Southern separatists in Aden will need to be accommodated as well.
Yemen’s Dangerous Power Vacuum After President Saleh Bruce Riedel November 23, 2011
In any case, it accommodated Pigpen very nicely; he was indeed one far-out gentleman, no doubt about it, none at all.
The Stacks: Grateful Dead I Have Known Ed McClanahan August 29, 2014
Traditional Judaism was fluid and diverse and accommodated itself to the practical requirements of the day.
Ultra-Orthodox Attacks on Israel’s Women Linked to Arab Inequality Peter Beinart December 28, 2011
There are in this hotel pleasant quarters for 800 persons, and a greater number can be accommodated in case of p. 311necessity.
Lights and Shadows of New York Life James D. McCabe
Mrs. Jenkins accommodated him with a plate and knife and fork, and with some more muffins.
The Channings Mrs. Henry Wood
They were accommodated in a small house for the time being, where the most influential people of the city came to visit them.
The Philippine Islands, 1493-1898, Volume XXI, 1624 Various
The Judge and Urquhart were accommodated with cigarettes, and Lancelot entertained them.
Love and Lucy Maurice Henry Hewlett
The whole party went to the Henrico House, where they were accommodated with adjoining rooms.
Victor’s Triumph Mrs. E. D. E. N. Southworth
(transitive) to supply or provide, esp with lodging or board and lodging
(transitive) to oblige or do a favour for
to adjust or become adjusted; adapt
(transitive) to bring into harmony; reconcile
(transitive) to allow room for; contain
(transitive) to lend money to, esp on a temporary basis until a formal loan has been arranged
1530s, from Latin accomodatus “suitable,” past participle of accomodare “make fit, adapt, fit one thing to another,” from ad- “to” (see ad-) + commodare “make fit,” from commodus “fit” (see commode). Related: Accommodated; accommodating.
accommodate ac·com·mo·date (ə-kŏm’ə-dāt’)
v. ac·com·mo·dat·ed, ac·com·mo·dat·ing, ac·com·mo·dates
To become adjusted, as the eye to focusing on objects at a distance.
easy to deal with; eager to help or please; obliging. to do a kindness or a favor to; oblige: to accommodate a friend by helping him move to a new apartment. to provide suitably; supply (usually followed by with): The officials were accommodated with seats toward the front of the room. to lend money to: […]

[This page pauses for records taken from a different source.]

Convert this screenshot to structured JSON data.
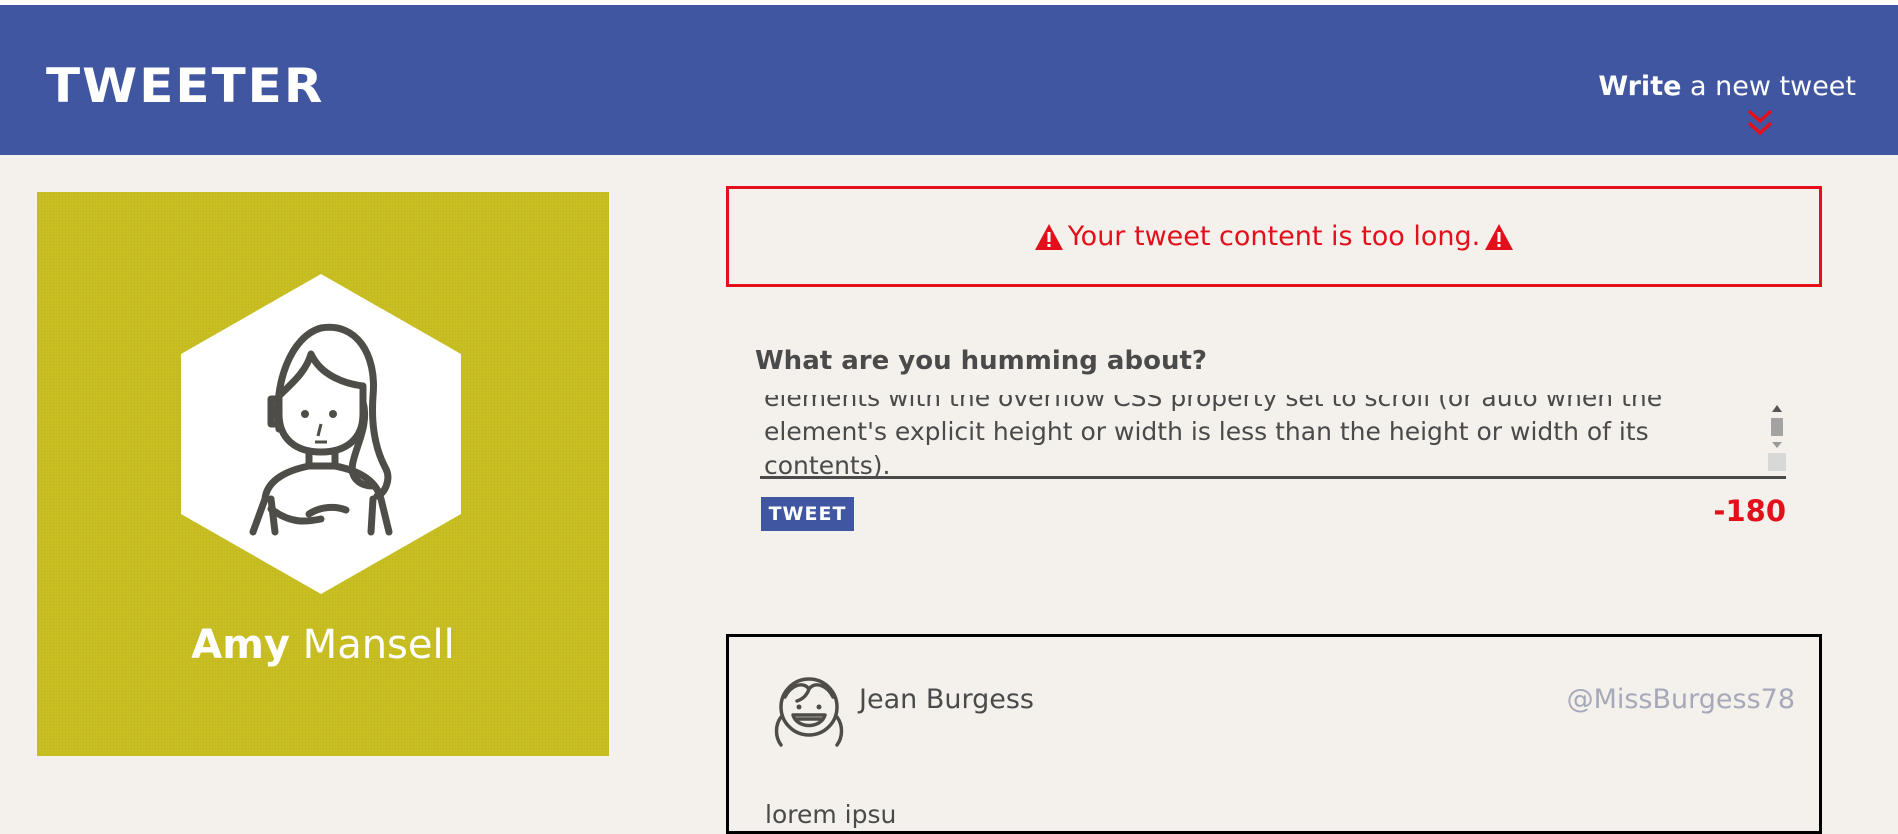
{
  "nav": {
    "logo": "TWEETER",
    "write_bold": "Write",
    "write_rest": " a new tweet",
    "chevron_icon": "double-chevron-down-icon",
    "chevron_color": "#e3101b"
  },
  "profile": {
    "first_name": "Amy",
    "last_name": " Mansell",
    "avatar_icon": "girl-avatar-icon",
    "card_color": "#c9bf23"
  },
  "error": {
    "message": "Your tweet content is too long.",
    "icon": "warning-icon",
    "color": "#e3101b"
  },
  "compose": {
    "label": "What are you humming about?",
    "text": "elements with the overflow CSS property set to scroll (or auto when the element's explicit height or width is less than the height or width of its contents).",
    "button_label": "TWEET",
    "counter": "-180"
  },
  "tweet": {
    "name": "Jean Burgess",
    "handle": "@MissBurgess78",
    "body": "lorem ipsu",
    "avatar_icon": "smiling-girl-avatar-icon"
  },
  "colors": {
    "nav": "#4056a1",
    "background": "#f4f1ed",
    "text": "#4a4a4a",
    "handle": "#a6a9b9"
  }
}
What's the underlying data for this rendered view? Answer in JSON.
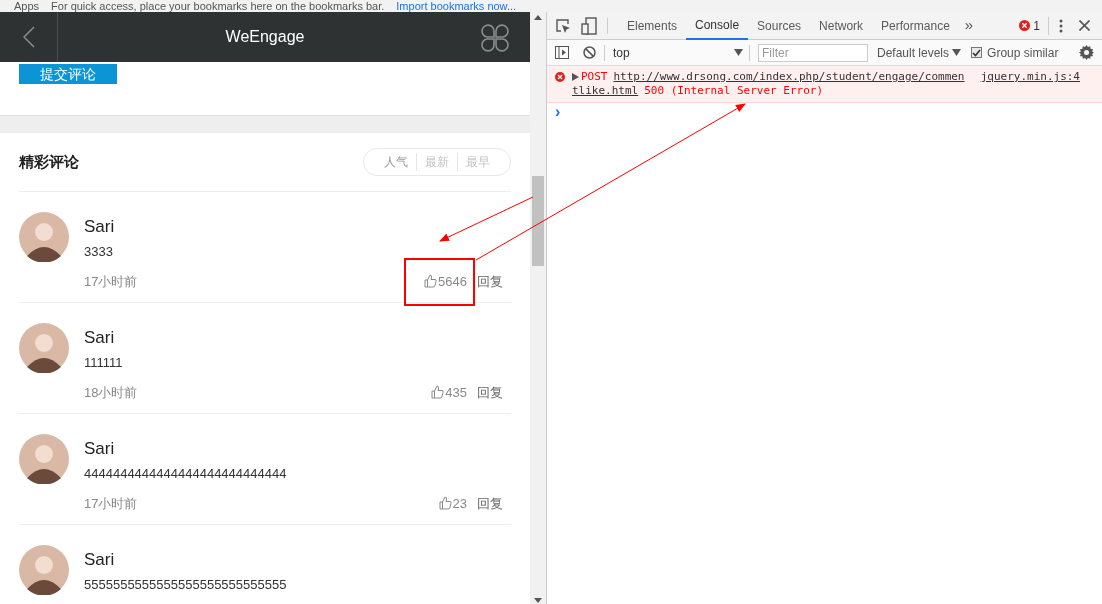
{
  "bookmarks_bar": {
    "apps_label": "Apps",
    "hint": "For quick access, place your bookmarks here on the bookmarks bar.",
    "import_link": "Import bookmarks now..."
  },
  "page": {
    "title": "WeEngage",
    "submit_button": "提交评论",
    "section_title": "精彩评论",
    "sort_options": [
      {
        "label": "人气",
        "selected": true
      },
      {
        "label": "最新",
        "selected": false
      },
      {
        "label": "最早",
        "selected": false
      }
    ],
    "comments": [
      {
        "author": "Sari",
        "text": "3333",
        "time": "17小时前",
        "likes": "5646",
        "reply": "回复",
        "highlighted": true
      },
      {
        "author": "Sari",
        "text": "111111",
        "time": "18小时前",
        "likes": "435",
        "reply": "回复",
        "highlighted": false
      },
      {
        "author": "Sari",
        "text": "4444444444444444444444444444",
        "time": "17小时前",
        "likes": "23",
        "reply": "回复",
        "highlighted": false
      },
      {
        "author": "Sari",
        "text": "5555555555555555555555555555"
      }
    ]
  },
  "devtools": {
    "tabs": [
      {
        "label": "Elements",
        "selected": false
      },
      {
        "label": "Console",
        "selected": true
      },
      {
        "label": "Sources",
        "selected": false
      },
      {
        "label": "Network",
        "selected": false
      },
      {
        "label": "Performance",
        "selected": false
      }
    ],
    "more_tabs": "»",
    "error_count": "1",
    "context": "top",
    "filter_placeholder": "Filter",
    "levels": "Default levels",
    "group_similar": {
      "label": "Group similar",
      "checked": true
    },
    "messages": [
      {
        "method": "POST",
        "url_part1": "http://www.drsong.com/index.php/student/engage/commen",
        "url_part2": "tlike.html",
        "status": "500 (Internal Server Error)",
        "source": "jquery.min.js:4"
      }
    ],
    "prompt": "›"
  }
}
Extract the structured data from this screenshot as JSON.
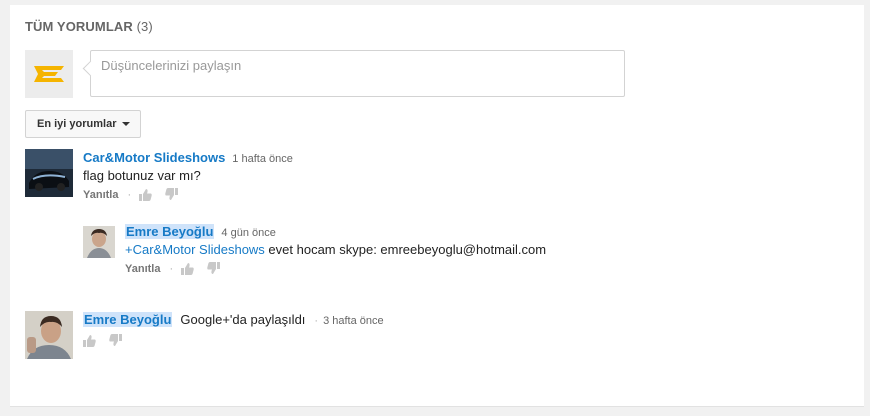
{
  "section": {
    "title": "TÜM YORUMLAR",
    "count": "(3)"
  },
  "share": {
    "placeholder": "Düşüncelerinizi paylaşın"
  },
  "sort": {
    "label": "En iyi yorumlar"
  },
  "actions": {
    "reply_label": "Yanıtla",
    "separator": "·"
  },
  "comments": [
    {
      "author": "Car&Motor Slideshows",
      "time": "1 hafta önce",
      "text": "flag botunuz var mı?"
    }
  ],
  "replies": [
    {
      "author": "Emre Beyoğlu",
      "time": "4 gün önce",
      "mention": "+Car&Motor Slideshows",
      "text": " evet hocam skype: emreebeyoglu@hotmail.com"
    }
  ],
  "share_post": {
    "author": "Emre Beyoğlu",
    "text": "Google+'da paylaşıldı",
    "separator": "·",
    "time": "3 hafta önce"
  },
  "colors": {
    "link": "#167ac6",
    "logo": "#f5b400",
    "highlight": "#cfe3fa"
  },
  "icons": [
    "logo-icon",
    "thumbs-up-icon",
    "thumbs-down-icon",
    "caret-down-icon"
  ]
}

the act of accommodating; state or process of being accommodated; adaptation. adjustment of differences; reconciliation. Sociology. a process of mutual adaptation between persons or groups, usually achieved by eliminating or reducing hostility, as by compromise or arbitration. anything that supplies a need, want, favor, convenience, etc. Usually, accommodations. . food and . a seat, berth, […]
- Accommodation address
noun an address on letters, etc, to a person or business that does not wish or is not able to receive post at a permanent or actual address
- Accommodation bill
a bill, draft, or note made, drawn, accepted, or endorsed by one person for another without consideration, to enable the second person to obtain credit or raise money. noun (commerce) a bill of exchange cosigned by a guarantor: designed to strengthen the acceptor’s credit Also called windbill, windmill
- Accommodation collar
the arrest of a person on little or no evidence merely to fill a public or political demand for police action. noun phrase An arrest made to fulfill a quota, usually in response to pressure for strong police action against crime (Police)